> [What the exercise asks]: Every line in the data below has to be repeated exactly; no picture belongs in the result.

┌─ The records

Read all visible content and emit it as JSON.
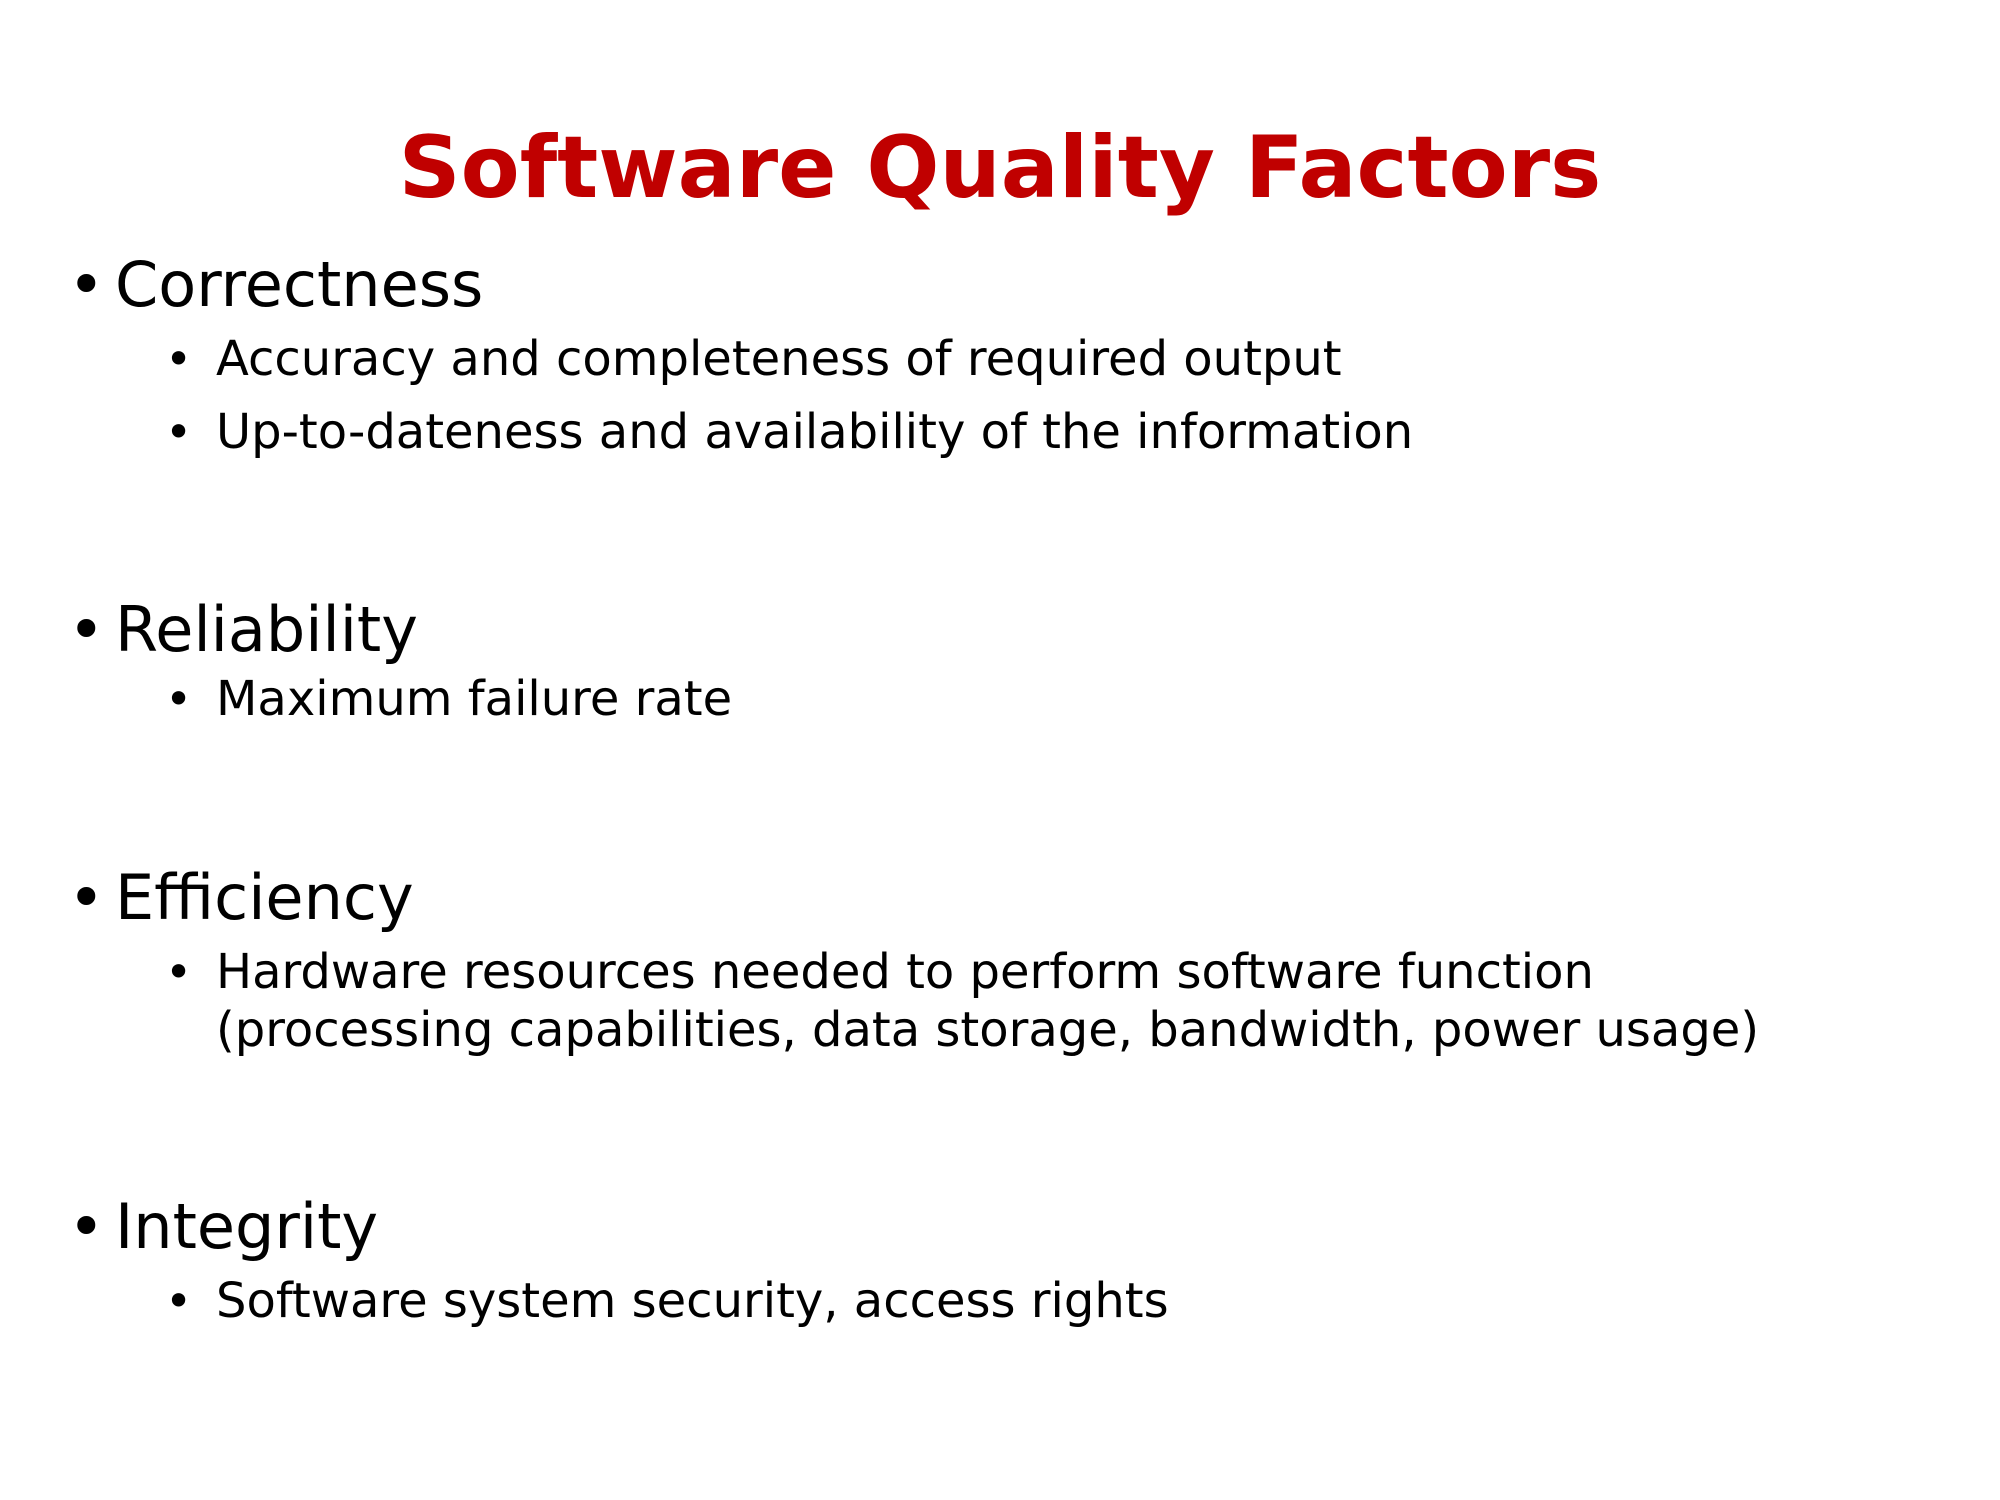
{
  "title": "Software Quality Factors",
  "colors": {
    "title": "#c00000",
    "text": "#000000",
    "background": "#ffffff"
  },
  "bullet_glyph": "•",
  "items": [
    {
      "heading": "Correctness",
      "subitems": [
        "Accuracy and completeness of required output",
        "Up-to-dateness and availability of the information"
      ]
    },
    {
      "heading": "Reliability",
      "subitems": [
        "Maximum failure rate"
      ]
    },
    {
      "heading": "Efficiency",
      "subitems": [
        "Hardware resources needed to perform software function (processing capabilities, data storage, bandwidth, power usage)"
      ]
    },
    {
      "heading": "Integrity",
      "subitems": [
        "Software system security, access rights"
      ]
    }
  ]
}
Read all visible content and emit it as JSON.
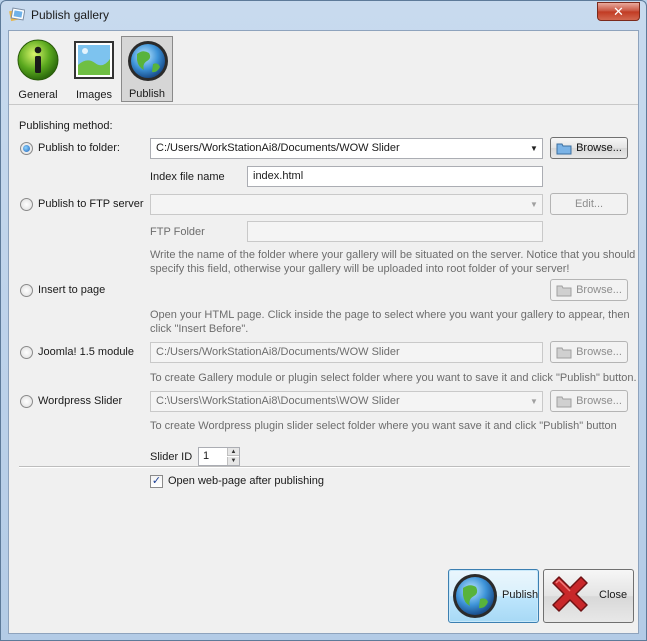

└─

> [Answer section]:
Read all visible content and emit it as JSON.
{
  "title": "Software Quality Factors",
  "colors": {
    "title": "#c00000",
    "text": "#000000",
    "background": "#ffffff"
  },
  "bullet_glyph": "•",
  "items": [
    {
      "heading": "Correctness",
      "subitems": [
        "Accuracy and completeness of required output",
        "Up-to-dateness and availability of the information"
      ]
    },
    {
      "heading": "Reliability",
      "subitems": [
        "Maximum failure rate"
      ]
    },
    {
      "heading": "Efficiency",
      "subitems": [
        "Hardware resources needed to perform software function (processing capabilities, data storage, bandwidth, power usage)"
      ]
    },
    {
      "heading": "Integrity",
      "subitems": [
        "Software system security, access rights"
      ]
    }
  ]
}
Read all visible content and emit it as JSON.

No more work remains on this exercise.